“Merciful god, whose Eye has seen the world,
whose Face is never turned away from our need,
why must I die? Did not Father Sky create me?
Have I not brought peace to Gilgamesh the King,
joy and ease to Uruk, throne of god and goddess?
“I acknowledge my offenses in the Cedar Forest,
admit my scorn for the Lady and the Great Bull.
But the damage I have inflicted can be made good:
we will restore the Goddess to her privileges,
protect the Great Forest, revere the Divine Bull.
Summon the Council—appeal to their true nature!”
The Sun, burning in the sky, returned no answer.
Enkidu scowled, terrified at the god’s rebuke.
Certain that Anu had dismissed Utu’s defense,
he thought of the Cedar Door dedicated to Enlil,
the door whose timid plea the gods had rejected.
Outraged at their sudden disregard, Enkidu spoke:
”Door of death: you have renounced me,
abandoned your father to heaven’s malice.
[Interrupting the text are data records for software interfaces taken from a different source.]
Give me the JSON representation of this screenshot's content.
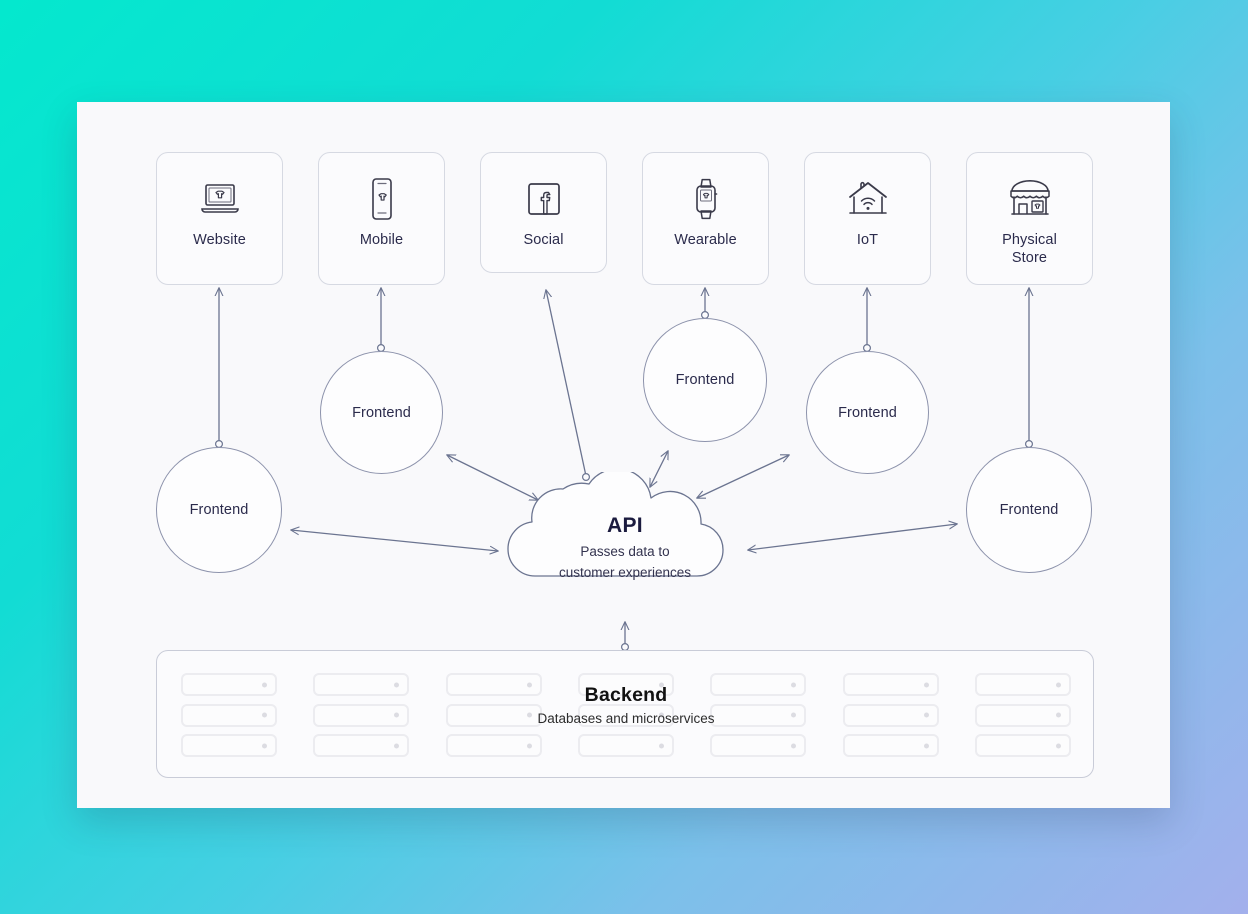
{
  "background": {
    "gradient_from": "#04e8ce",
    "gradient_to": "#a3b0ec"
  },
  "board": {
    "bg": "#f9f9fb"
  },
  "colors": {
    "line": "#6b7490",
    "label_text": "#2b2b4c",
    "card_border": "#d6d9e2"
  },
  "channels": [
    {
      "label": "Website",
      "icon": "laptop-tshirt-icon"
    },
    {
      "label": "Mobile",
      "icon": "phone-tshirt-icon"
    },
    {
      "label": "Social",
      "icon": "facebook-icon"
    },
    {
      "label": "Wearable",
      "icon": "smartwatch-tshirt-icon"
    },
    {
      "label": "IoT",
      "icon": "smart-home-wifi-icon"
    },
    {
      "label": "Physical\nStore",
      "icon": "storefront-icon"
    }
  ],
  "channel_labels": {
    "website": "Website",
    "mobile": "Mobile",
    "social": "Social",
    "wearable": "Wearable",
    "iot": "IoT",
    "physical_store_line1": "Physical",
    "physical_store_line2": "Store"
  },
  "frontends": [
    {
      "label": "Frontend",
      "for": "Website"
    },
    {
      "label": "Frontend",
      "for": "Mobile"
    },
    {
      "label": "Frontend",
      "for": "Wearable"
    },
    {
      "label": "Frontend",
      "for": "IoT"
    },
    {
      "label": "Frontend",
      "for": "Physical Store"
    }
  ],
  "api": {
    "title": "API",
    "subtitle_line1": "Passes data to",
    "subtitle_line2": "customer experiences"
  },
  "backend": {
    "title": "Backend",
    "subtitle": "Databases and microservices",
    "rack_columns": 7,
    "racks_per_column": 3
  }
}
Skulking door: some say you do not think,
yet you outwitted us with your promise,
lured us into the monster’s precinct.
Desiring your grace, we angered the gods.
“I cut you from the Tree of Heaven,
smoothed and polished your mute stuff,
conjured your voice, opened your mouth.
You are thick as my fist, twice my height,
moving at a nudge. Nippur worships you;
its people exalt you, ask your auspice.
“And faithless you pay me back with death!
You fear the lightning, Enlil’s white fire,
equivocate, acknowledge that I am guilty.
If I had known your duplicitous heart,
you would stand in Utu’s Shining House,
burn between the sun’s fire-winged Bulls.
“But I who made you can obliterate you.
I can strike back, expose your treachery,
scrape off my prayer, disown your words.
People will cry out against your fine face;
the king of future days will rip you down,
hang your wood for an archers’ mark!”
© 2011, Eric Quinn